I had been eyeing this short story collection by Georgette Heyer for ages but for whatever reason just did not get around to picking it up until recently. Anyway, this is very exciting, and you guys know that I’m a big fan of her books (see author tag) and as I was in something of a reading slump some time ago, short stories felt like a good way to pick me up a bit.
Pistols for Two was an eclectic mix of short stories featuring Heyer’s signature storytelling and the kinds of romantic tropes you’d see in historical romances: second chances at love, two people who hate each other but then fall for each other, love stories involving two people you wouldn’t imagine falling for each other in the first place, family members getting in the way of romances, young loves trying to run off to Greta Greene and their family members run in pursuit of them, etc. It’s all in good fun, really, but I think my favourite story has to be the title story, “Pistols for Two”; it stood out in my mind the most from all of the stories featured because it was more about the friendship between two gentlemen that becomes strained as they both become love rivals for this one rather popular woman who’s returned to their community. It was interesting and quite thrilling in that you don’t know how things were going to turn out.

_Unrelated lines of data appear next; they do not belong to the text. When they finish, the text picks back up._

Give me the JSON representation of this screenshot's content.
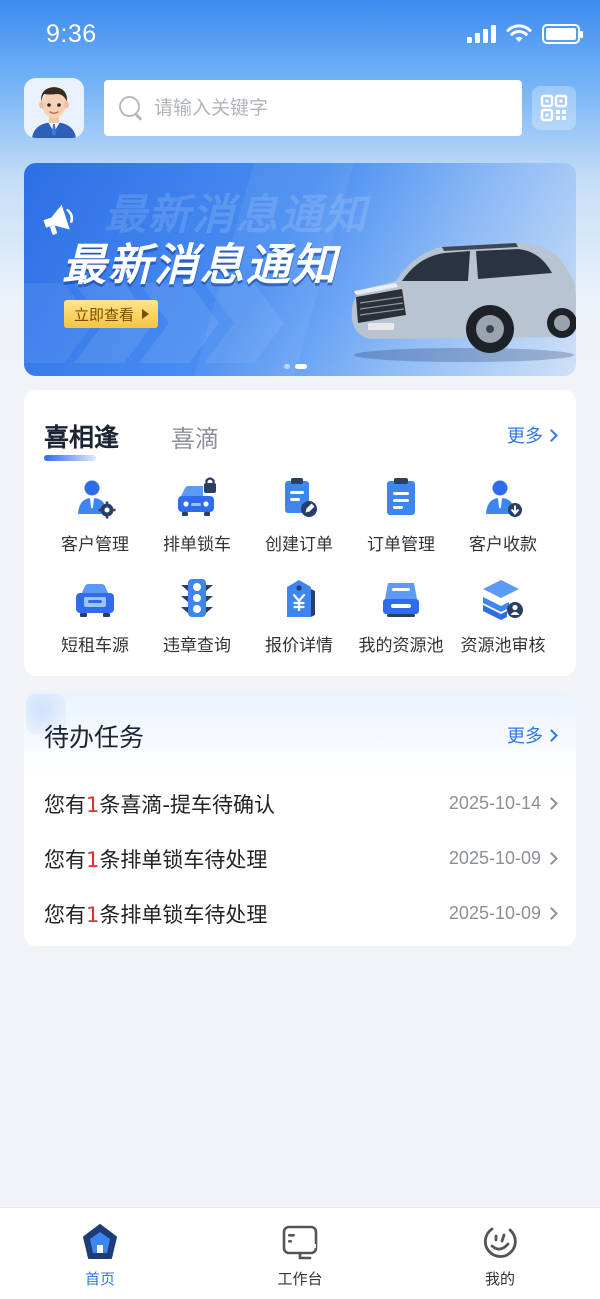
{
  "status_bar": {
    "time": "9:36"
  },
  "search": {
    "placeholder": "请输入关键字"
  },
  "banner": {
    "title": "最新消息通知",
    "cta_label": "立即查看",
    "page_count": 2,
    "active_page": 2
  },
  "services": {
    "tabs": [
      {
        "label": "喜相逢",
        "active": true
      },
      {
        "label": "喜滴",
        "active": false
      }
    ],
    "more_label": "更多",
    "items": [
      {
        "label": "客户管理",
        "icon": "customer-manage-icon"
      },
      {
        "label": "排单锁车",
        "icon": "car-lock-icon"
      },
      {
        "label": "创建订单",
        "icon": "create-order-icon"
      },
      {
        "label": "订单管理",
        "icon": "order-manage-icon"
      },
      {
        "label": "客户收款",
        "icon": "customer-payment-icon"
      },
      {
        "label": "短租车源",
        "icon": "short-rent-car-icon"
      },
      {
        "label": "违章查询",
        "icon": "traffic-light-icon"
      },
      {
        "label": "报价详情",
        "icon": "price-tag-icon"
      },
      {
        "label": "我的资源池",
        "icon": "resource-pool-icon"
      },
      {
        "label": "资源池审核",
        "icon": "resource-audit-icon"
      }
    ]
  },
  "tasks": {
    "title": "待办任务",
    "more_label": "更多",
    "items": [
      {
        "prefix": "您有",
        "count": "1",
        "suffix": "条喜滴-提车待确认",
        "date": "2025-10-14"
      },
      {
        "prefix": "您有",
        "count": "1",
        "suffix": "条排单锁车待处理",
        "date": "2025-10-09"
      },
      {
        "prefix": "您有",
        "count": "1",
        "suffix": "条排单锁车待处理",
        "date": "2025-10-09"
      }
    ]
  },
  "tabbar": {
    "items": [
      {
        "label": "首页",
        "icon": "home-icon",
        "active": true
      },
      {
        "label": "工作台",
        "icon": "workbench-icon",
        "active": false
      },
      {
        "label": "我的",
        "icon": "profile-icon",
        "active": false
      }
    ]
  },
  "colors": {
    "accent": "#2f78e4",
    "highlight_number": "#e03131",
    "icon_blue": "#2f6bea"
  }
}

The short stories may seem a little abrupt in their endings, but otherwise they felt pretty fleshed out, both in the character and presenting the situations that they are in when the story starts. I suppose if you’ve never read any of her books and want a bit of a taste in how Georgette Heyer writes, it’s not a bad place to start.
Learn more about the author on Wikipedia || Order a copy of this novel on Book Depository
By: Robert Shearman
Format/Source: Mass market paperback; my purchase
Analyzing the complexity, absurdity, and blessedness of seemingly ordinary people, this debut collection examines the metaphysical assumptions surrounding death. From the end of a relationship to the meaning behind its title, this anthology continually surprises and subverts, utilizing topics such as alien intelligence, reincarnation, imaginary children, and even conversations with Hitler’s childhood pet. Engaging and diverse, this compendium offers a fascinating perspective on mortality.
So fun fact: this was actually the first Robert Shearman book I came across and that I added to my wishlist. It was a wee bit difficult then to get my hands on a copy of it but lo and behold, I finally did indeed get a copy of it so hurrah! 😀 Tiny side note, but how awesome is that book cover? One of my favourites that, coupled with the title of this book, definitely drew my attention in the first place 😛